⟨

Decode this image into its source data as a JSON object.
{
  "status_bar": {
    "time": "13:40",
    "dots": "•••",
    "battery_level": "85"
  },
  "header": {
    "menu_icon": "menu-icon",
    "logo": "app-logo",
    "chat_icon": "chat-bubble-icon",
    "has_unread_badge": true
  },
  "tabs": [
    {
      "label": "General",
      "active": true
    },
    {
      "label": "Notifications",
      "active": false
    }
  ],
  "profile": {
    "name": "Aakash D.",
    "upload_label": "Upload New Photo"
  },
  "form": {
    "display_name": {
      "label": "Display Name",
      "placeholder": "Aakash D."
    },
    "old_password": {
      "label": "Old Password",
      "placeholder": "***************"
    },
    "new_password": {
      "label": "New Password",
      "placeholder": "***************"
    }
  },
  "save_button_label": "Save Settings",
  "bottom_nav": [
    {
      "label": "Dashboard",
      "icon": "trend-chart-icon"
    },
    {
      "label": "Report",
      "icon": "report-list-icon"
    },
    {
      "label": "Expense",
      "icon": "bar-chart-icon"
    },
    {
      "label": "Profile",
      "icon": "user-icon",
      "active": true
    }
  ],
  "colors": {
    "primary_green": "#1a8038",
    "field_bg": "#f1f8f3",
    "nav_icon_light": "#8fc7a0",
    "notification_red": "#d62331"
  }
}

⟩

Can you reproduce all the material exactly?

Decode this image into its source data as a JSON object.
{
  "status_bar": {
    "time": "13:40",
    "dots": "•••",
    "battery_level": "85"
  },
  "header": {
    "menu_icon": "menu-icon",
    "logo": "app-logo",
    "chat_icon": "chat-bubble-icon",
    "has_unread_badge": true
  },
  "tabs": [
    {
      "label": "General",
      "active": true
    },
    {
      "label": "Notifications",
      "active": false
    }
  ],
  "profile": {
    "name": "Aakash D.",
    "upload_label": "Upload New Photo"
  },
  "form": {
    "display_name": {
      "label": "Display Name",
      "placeholder": "Aakash D."
    },
    "old_password": {
      "label": "Old Password",
      "placeholder": "***************"
    },
    "new_password": {
      "label": "New Password",
      "placeholder": "***************"
    }
  },
  "save_button_label": "Save Settings",
  "bottom_nav": [
    {
      "label": "Dashboard",
      "icon": "trend-chart-icon"
    },
    {
      "label": "Report",
      "icon": "report-list-icon"
    },
    {
      "label": "Expense",
      "icon": "bar-chart-icon"
    },
    {
      "label": "Profile",
      "icon": "user-icon",
      "active": true
    }
  ],
  "colors": {
    "primary_green": "#1a8038",
    "field_bg": "#f1f8f3",
    "nav_icon_light": "#8fc7a0",
    "notification_red": "#d62331"
  }
}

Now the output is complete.